The commenting feature is back! Due to some untimely server problems, BlogSpeak is no more- but HaloScan very nicely allowed the transfer of all BlogSpeak's accounts over to it's service. The long and the short of the matter is that you can comment on The Blessed Habitation again. Yaaay. ~Ben
Hi, I just wanted to update you all with some new happenings on the website. First, you will notice that I've changed the title of my blog... and hopefully my attitude with it ;^). The Lord had been convicting me lately about being content with wherever He has me... and although I'd like to be back in ND, and feel God calling me there eventually, now is the time to be in Iowa. So here I am :^). In other news, you should go check out the articles and papers page- there are several new papers posted, not all newly written- but new to the site. Of course if ever anybody has any questions or comments on what you find written there (or here for that matter) please feel free to email me! I love hearing what people think about what I think (lol) and I'd appreciate any feedback you have (don't worry about offending me- lol).

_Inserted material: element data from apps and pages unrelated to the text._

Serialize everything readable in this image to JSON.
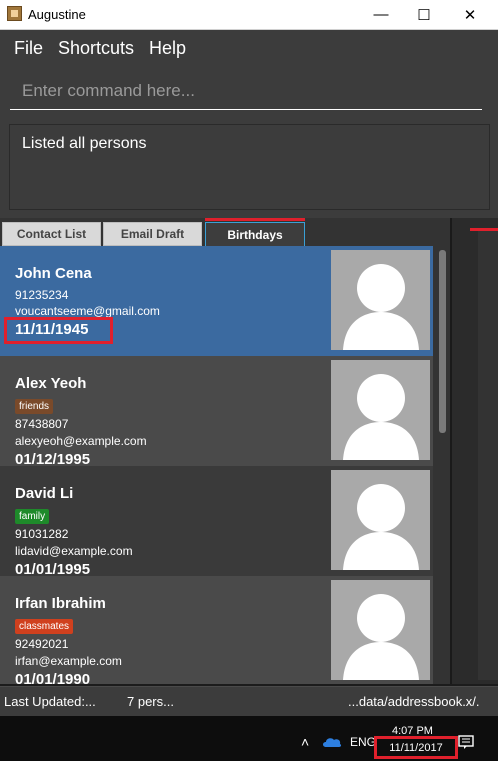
{
  "window": {
    "title": "Augustine"
  },
  "menu": [
    "File",
    "Shortcuts",
    "Help"
  ],
  "command": {
    "placeholder": "Enter command here..."
  },
  "result": {
    "text": "Listed all persons"
  },
  "tabs": [
    {
      "label": "Contact List",
      "active": false
    },
    {
      "label": "Email Draft",
      "active": false
    },
    {
      "label": "Birthdays",
      "active": true
    }
  ],
  "persons": [
    {
      "name": "John Cena",
      "tag": "",
      "tag_color": "",
      "phone": "91235234",
      "email": "voucantseeme@gmail.com",
      "birthday": "11/11/1945",
      "selected": true
    },
    {
      "name": "Alex Yeoh",
      "tag": "friends",
      "tag_color": "#7a4a2a",
      "phone": "87438807",
      "email": "alexyeoh@example.com",
      "birthday": "01/12/1995",
      "selected": false
    },
    {
      "name": "David Li",
      "tag": "family",
      "tag_color": "#1e8a2a",
      "phone": "91031282",
      "email": "lidavid@example.com",
      "birthday": "01/01/1995",
      "selected": false
    },
    {
      "name": "Irfan Ibrahim",
      "tag": "classmates",
      "tag_color": "#d0401e",
      "phone": "92492021",
      "email": "irfan@example.com",
      "birthday": "01/01/1990",
      "selected": false
    }
  ],
  "status": {
    "last_updated": "Last Updated:...",
    "count": "7 pers...",
    "path": "...data/addressbook.x/."
  },
  "taskbar": {
    "lang": "ENG",
    "time": "4:07 PM",
    "date": "11/11/2017"
  },
  "colors": {
    "selected_card": "#3b6aa0",
    "card_dark": "#3a3a3a",
    "card_mid": "#4a4a4a",
    "highlight_red": "#e0202c"
  }
}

Well, I guess thats about enough for tonight.
Happy reading :^). Grace and peace, Ben

Thursday, January 15, 2004

Greetings friends!

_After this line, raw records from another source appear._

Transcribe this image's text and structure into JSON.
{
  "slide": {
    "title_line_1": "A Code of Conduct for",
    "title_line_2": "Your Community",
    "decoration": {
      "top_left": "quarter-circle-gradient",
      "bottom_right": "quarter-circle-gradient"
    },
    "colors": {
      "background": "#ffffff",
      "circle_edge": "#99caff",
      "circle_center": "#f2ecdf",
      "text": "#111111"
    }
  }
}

I have returned to the little city among the corn fields :^).
I had a wonderfully restful Christmas break at home with family and friends. Our family was alone for Christmas eve and day, but as per our tradition we again had our new years eve party- we had over 30 people over for homemade pizza (thanks to the Friesens for their wonderful desem crusts!), games, music, dancing (Thanks to Mrs. Johnson for the Virginia reel lessons!), and fellowship followed by a time of prayer and reflection as we watched yet another year of the Lord's faithfulness begin. It was so good to see what the Lord was and is doing in our midst, as my dad likes to quote "...This is the Lord's doing, it is marvelous in our eyes...". God is so good to us, I marvel at His love and mercy in my life. I hope you take time in this new year to get to know Him better- it is such a privilege to serve Him! Classes have started out well, I'm adjusting quickly to the new schedule- It's good to be back at the "grindstone", the time till graduation seems so much less when I'm in the middle of classes (smile).

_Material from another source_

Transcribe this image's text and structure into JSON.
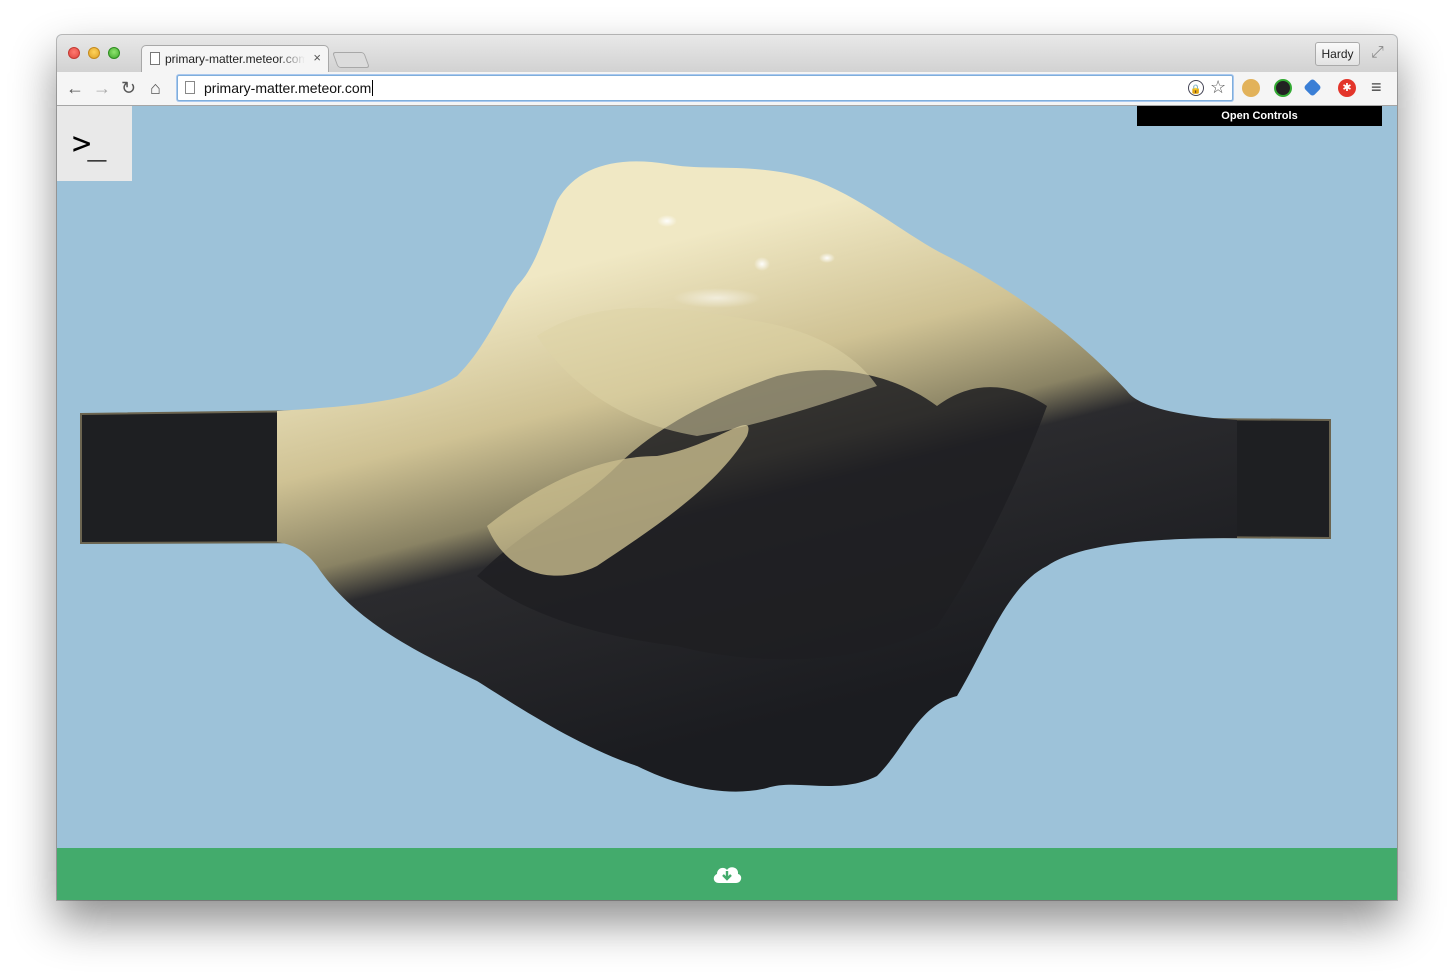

As I've told many of you, God has really been teaching me a lot lately about doing everything "as unto the Lord", you know- I need to have the exact same attitude shoveling stalls or shredding paper as I do assisting surgery or going on farm calls. I need to always bear in mind that any activity I do, including breathing, is only temporary, and that God is using every situation in my life for some good purpose, to the glory and praise of His will. It may seem like a trivial issue, after all- the job is getting done isn't it? Ah, but the Lord has been showing me that it is really a lack of trust on my part to feel disgusted with a less than pleasant job- that really is the key issue... Do I truly trust Him. It's easy to think I do, easy to tell people I do... But do any of us really know what that means? What a great and good God we serve, when I am faithless, He is faithful, when I move away, He draws me back to His side, when I fear, He is Love... Selah (pause and calmly think of that ;^) ). At any rate, I am grateful to Him for His blessings, and I encourage you to think again of His goodness in your life. It is time for Bible study... And I said I would be there... Thus I must depart (smile). Be blessed my friends.
Grace and peace,
Ben